"It helps my confidence," said Burke, who was third in the 10-kilometer race behind Norwegians Ole Einar Bjorndalen and Emil Hegle Svendsen. "I have confirmation my training this year went well. I know I can compete with guys in any of the racing styles, and that does a lot more than any training can do."

Burke was a perfect 10 for 10 shooting and finished in 24:07.3, 37 seconds behind Bjorndalen, the five-time Olympic gold medalist.

On Thursday, the 27-year-old from Lake Placid, N.Y., tied for the best finish ever by a U.S. biathlete by placing second to Svendsen in the season-opening 20K race.
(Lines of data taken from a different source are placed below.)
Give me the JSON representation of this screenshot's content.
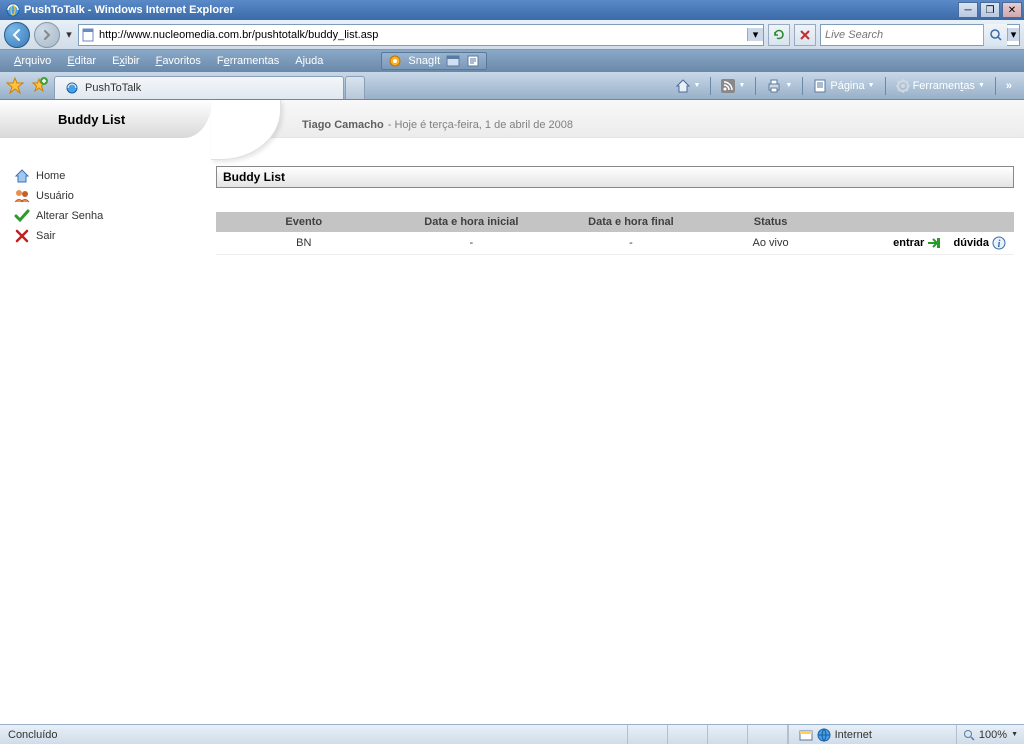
{
  "window": {
    "title": "PushToTalk - Windows Internet Explorer"
  },
  "nav": {
    "address": "http://www.nucleomedia.com.br/pushtotalk/buddy_list.asp",
    "search_placeholder": "Live Search"
  },
  "menu": {
    "arquivo": "Arquivo",
    "editar": "Editar",
    "exibir": "Exibir",
    "favoritos": "Favoritos",
    "ferramentas": "Ferramentas",
    "ajuda": "Ajuda",
    "snagit": "SnagIt"
  },
  "tab": {
    "title": "PushToTalk"
  },
  "cmdbar": {
    "pagina": "Página",
    "ferramentas": "Ferramentas"
  },
  "sidebar": {
    "header": "Buddy List",
    "items": [
      {
        "label": "Home"
      },
      {
        "label": "Usuário"
      },
      {
        "label": "Alterar Senha"
      },
      {
        "label": "Sair"
      }
    ]
  },
  "header": {
    "user": "Tiago Camacho",
    "date_prefix": " - Hoje é terça-feira, 1 de abril de 2008"
  },
  "panel": {
    "title": "Buddy List"
  },
  "table": {
    "headers": {
      "evento": "Evento",
      "inicio": "Data e hora inicial",
      "fim": "Data e hora final",
      "status": "Status"
    },
    "row": {
      "evento": "BN",
      "inicio": "-",
      "fim": "-",
      "status": "Ao vivo",
      "entrar": "entrar",
      "duvida": "dúvida"
    }
  },
  "status": {
    "done": "Concluído",
    "zone": "Internet",
    "zoom": "100%"
  }
}
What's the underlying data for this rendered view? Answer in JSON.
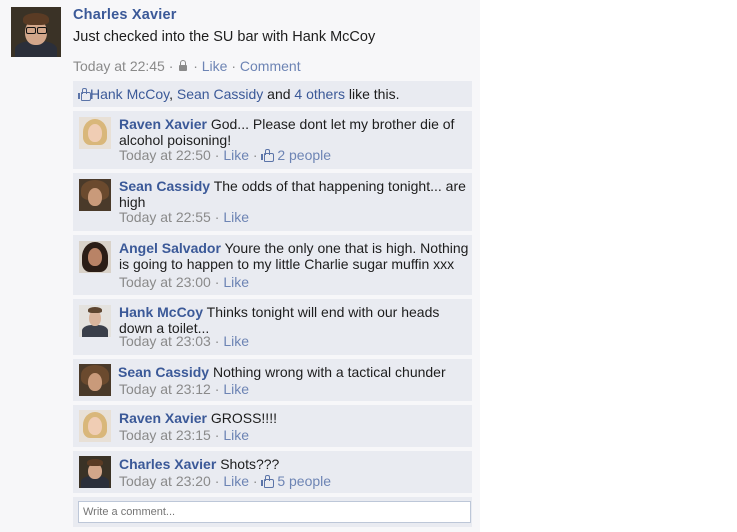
{
  "post": {
    "author": "Charles Xavier",
    "text": "Just checked into the SU bar with Hank McCoy",
    "time": "Today at 22:45",
    "sep1": " · ",
    "sep2": " · ",
    "sep3": " · ",
    "like_label": "Like",
    "comment_label": "Comment",
    "privacy_icon": "lock-icon"
  },
  "likes_bar": {
    "icon": "thumbs-up-icon",
    "name1": "Hank McCoy",
    "comma": ", ",
    "name2": "Sean Cassidy",
    "and": " and ",
    "others": "4 others",
    "suffix": " like this."
  },
  "comments": [
    {
      "author": "Raven Xavier",
      "text": "God... Please dont let my brother die of alcohol poisoning!",
      "time": "Today at 22:50",
      "like_label": "Like",
      "likes": "2 people"
    },
    {
      "author": "Sean Cassidy",
      "text": "The odds of that happening tonight... are high",
      "time": "Today at 22:55",
      "like_label": "Like"
    },
    {
      "author": "Angel Salvador",
      "text": "Youre the only one that is high. Nothing is going to happen to my little Charlie sugar muffin xxx",
      "time": "Today at 23:00",
      "like_label": "Like"
    },
    {
      "author": "Hank McCoy",
      "text": "Thinks tonight will end with our heads down a toilet...",
      "time": "Today at 23:03",
      "like_label": "Like"
    },
    {
      "author": "Sean Cassidy",
      "text": " Nothing wrong with a tactical chunder",
      "time": "Today at 23:12",
      "like_label": "Like"
    },
    {
      "author": "Raven Xavier",
      "text": "GROSS!!!!",
      "time": "Today at 23:15",
      "like_label": "Like"
    },
    {
      "author": "Charles Xavier",
      "text": "Shots???",
      "time": "Today at 23:20",
      "like_label": "Like",
      "likes": "5 people"
    }
  ],
  "write_comment": {
    "placeholder": "Write a comment..."
  },
  "colors": {
    "link": "#3b5998",
    "meta": "#8a8a8a",
    "comment_bg": "#e9ebf1"
  }
}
"It's a very, very big deal for us," said Max Cobb, U.S. Biathlon's executive director. "It's just so much fun to see this Olympic season begin this way. Biathlon is not a well-known sport in the United States, and this is just the perfect way for biathlon to make its national debut."

In the women's 7.5K, Tora Berger of Norway won in 21:21.5, hitting every target in strong wind. Olga Medvedtseva was second, 6.8 seconds behind.

Biathlon, which combines cross-country skiing with rifle marksmanship, is wildly popular in Europe, where it is the top-rated winter sport on television. Not surprisingly, it's dominated by Europeans, particularly the Norwegians, Germans and Russians.

The Americans have been trying to crash the party for years, with little success.

Before last season, they'd won a grand total of four medals -- at any distance -- at World Cups and the world championships.

But U.S. Biathlon overhauled its program after the Turin Olympics. The U.S. Olympic Committee quadrupled the federation's funding from $250,000 a year to $1 million, and sponsor TD Bank pitched in, too.

That allowed the Americans to hire Swedish coach Per Nilsson, along with shooting coach Armin Auchentaller and high-performance director Bernd Eisenbichler.

"Four years ago I thought I was training hard. And then I met Per," said Burke, who said Nilsson has increased not only the volume of training but the intensity. "The entire staff has given me everything I need to compete with the best in world."

The results are clear, with three medals in a nine-month span.

Jeremy Teela's bronze at a World Cup event in March ended a 17-year U.S. medal drought. The other top two American men have also had top-15 finishes.

"It's changed a lot over the last few years," Burke said. "For the people who follow biathlon [the recent success] is not a huge surprise. It was a matter of time before we broke through."

Burke and Teela's success could be the start of what U.S. Biathlon hopes is a watershed season. Winter sports, particularly the smaller ones, get more attention in an Olympic year, and Burke's results are sure to inspire the rest of the U.S. team.

"I'm not superhuman. They know they can beat me on days, and for sure the podium is possible for the rest of the guys," Burke said.

The Americans have never won an Olympic medal -- haven't even come close. Their best finish was a sixth in the relay event, and that was back in 1972.

But as Burke showed in a matter of three days, anything is possible.

"It has been a two-decade goal of ours to do this," Cobb said. "For Americans in biathlon to win a medal at the Olympics, in Europe's favorite winter sport, maybe it's not quite the Miracle on Ice of 1980, but it's darn close."